[DATA FOR PROCESSING — start]

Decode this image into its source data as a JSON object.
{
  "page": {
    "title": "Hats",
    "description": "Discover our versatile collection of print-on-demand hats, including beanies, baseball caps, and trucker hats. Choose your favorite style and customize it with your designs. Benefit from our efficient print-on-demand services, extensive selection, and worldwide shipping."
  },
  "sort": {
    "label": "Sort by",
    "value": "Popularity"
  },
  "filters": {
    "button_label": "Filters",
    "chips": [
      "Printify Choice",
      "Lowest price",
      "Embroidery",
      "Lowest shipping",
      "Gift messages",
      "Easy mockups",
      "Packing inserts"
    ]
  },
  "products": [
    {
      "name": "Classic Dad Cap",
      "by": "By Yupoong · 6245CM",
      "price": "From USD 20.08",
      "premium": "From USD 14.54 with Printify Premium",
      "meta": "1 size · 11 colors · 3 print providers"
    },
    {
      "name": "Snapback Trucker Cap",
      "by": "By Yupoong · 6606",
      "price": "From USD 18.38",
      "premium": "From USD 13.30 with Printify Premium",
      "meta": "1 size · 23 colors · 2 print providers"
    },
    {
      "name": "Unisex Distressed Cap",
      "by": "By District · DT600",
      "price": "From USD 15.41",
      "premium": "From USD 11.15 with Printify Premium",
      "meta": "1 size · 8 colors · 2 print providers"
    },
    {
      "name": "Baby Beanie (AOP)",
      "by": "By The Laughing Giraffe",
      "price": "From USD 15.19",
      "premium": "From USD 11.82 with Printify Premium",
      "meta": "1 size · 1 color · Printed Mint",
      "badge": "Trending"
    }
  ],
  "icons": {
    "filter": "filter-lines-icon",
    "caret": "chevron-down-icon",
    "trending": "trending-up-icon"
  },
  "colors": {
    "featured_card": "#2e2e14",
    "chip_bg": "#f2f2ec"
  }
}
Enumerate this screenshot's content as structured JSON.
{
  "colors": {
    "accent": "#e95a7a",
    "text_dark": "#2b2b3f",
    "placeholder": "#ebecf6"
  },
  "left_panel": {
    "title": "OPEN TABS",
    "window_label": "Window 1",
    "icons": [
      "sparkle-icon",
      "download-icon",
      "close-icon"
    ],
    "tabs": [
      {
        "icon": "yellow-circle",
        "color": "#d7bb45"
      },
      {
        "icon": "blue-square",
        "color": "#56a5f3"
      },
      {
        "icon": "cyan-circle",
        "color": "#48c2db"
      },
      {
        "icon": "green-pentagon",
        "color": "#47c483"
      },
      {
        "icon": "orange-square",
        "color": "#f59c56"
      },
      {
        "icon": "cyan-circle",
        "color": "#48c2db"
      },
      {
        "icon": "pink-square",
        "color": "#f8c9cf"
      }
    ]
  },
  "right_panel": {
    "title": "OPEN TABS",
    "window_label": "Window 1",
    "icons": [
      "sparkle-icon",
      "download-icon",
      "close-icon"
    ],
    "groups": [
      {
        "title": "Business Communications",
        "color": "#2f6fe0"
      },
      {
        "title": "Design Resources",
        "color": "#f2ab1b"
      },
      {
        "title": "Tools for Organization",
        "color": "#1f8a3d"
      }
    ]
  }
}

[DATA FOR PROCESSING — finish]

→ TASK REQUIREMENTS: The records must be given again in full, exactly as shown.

→ FINISHED EXERCISE:
Decode this image into its source data as a JSON object.
{
  "page": {
    "title": "Hats",
    "description": "Discover our versatile collection of print-on-demand hats, including beanies, baseball caps, and trucker hats. Choose your favorite style and customize it with your designs. Benefit from our efficient print-on-demand services, extensive selection, and worldwide shipping."
  },
  "sort": {
    "label": "Sort by",
    "value": "Popularity"
  },
  "filters": {
    "button_label": "Filters",
    "chips": [
      "Printify Choice",
      "Lowest price",
      "Embroidery",
      "Lowest shipping",
      "Gift messages",
      "Easy mockups",
      "Packing inserts"
    ]
  },
  "products": [
    {
      "name": "Classic Dad Cap",
      "by": "By Yupoong · 6245CM",
      "price": "From USD 20.08",
      "premium": "From USD 14.54 with Printify Premium",
      "meta": "1 size · 11 colors · 3 print providers"
    },
    {
      "name": "Snapback Trucker Cap",
      "by": "By Yupoong · 6606",
      "price": "From USD 18.38",
      "premium": "From USD 13.30 with Printify Premium",
      "meta": "1 size · 23 colors · 2 print providers"
    },
    {
      "name": "Unisex Distressed Cap",
      "by": "By District · DT600",
      "price": "From USD 15.41",
      "premium": "From USD 11.15 with Printify Premium",
      "meta": "1 size · 8 colors · 2 print providers"
    },
    {
      "name": "Baby Beanie (AOP)",
      "by": "By The Laughing Giraffe",
      "price": "From USD 15.19",
      "premium": "From USD 11.82 with Printify Premium",
      "meta": "1 size · 1 color · Printed Mint",
      "badge": "Trending"
    }
  ],
  "icons": {
    "filter": "filter-lines-icon",
    "caret": "chevron-down-icon",
    "trending": "trending-up-icon"
  },
  "colors": {
    "featured_card": "#2e2e14",
    "chip_bg": "#f2f2ec"
  }
}
Enumerate this screenshot's content as structured JSON.
{
  "colors": {
    "accent": "#e95a7a",
    "text_dark": "#2b2b3f",
    "placeholder": "#ebecf6"
  },
  "left_panel": {
    "title": "OPEN TABS",
    "window_label": "Window 1",
    "icons": [
      "sparkle-icon",
      "download-icon",
      "close-icon"
    ],
    "tabs": [
      {
        "icon": "yellow-circle",
        "color": "#d7bb45"
      },
      {
        "icon": "blue-square",
        "color": "#56a5f3"
      },
      {
        "icon": "cyan-circle",
        "color": "#48c2db"
      },
      {
        "icon": "green-pentagon",
        "color": "#47c483"
      },
      {
        "icon": "orange-square",
        "color": "#f59c56"
      },
      {
        "icon": "cyan-circle",
        "color": "#48c2db"
      },
      {
        "icon": "pink-square",
        "color": "#f8c9cf"
      }
    ]
  },
  "right_panel": {
    "title": "OPEN TABS",
    "window_label": "Window 1",
    "icons": [
      "sparkle-icon",
      "download-icon",
      "close-icon"
    ],
    "groups": [
      {
        "title": "Business Communications",
        "color": "#2f6fe0"
      },
      {
        "title": "Design Resources",
        "color": "#f2ab1b"
      },
      {
        "title": "Tools for Organization",
        "color": "#1f8a3d"
      }
    ]
  }
}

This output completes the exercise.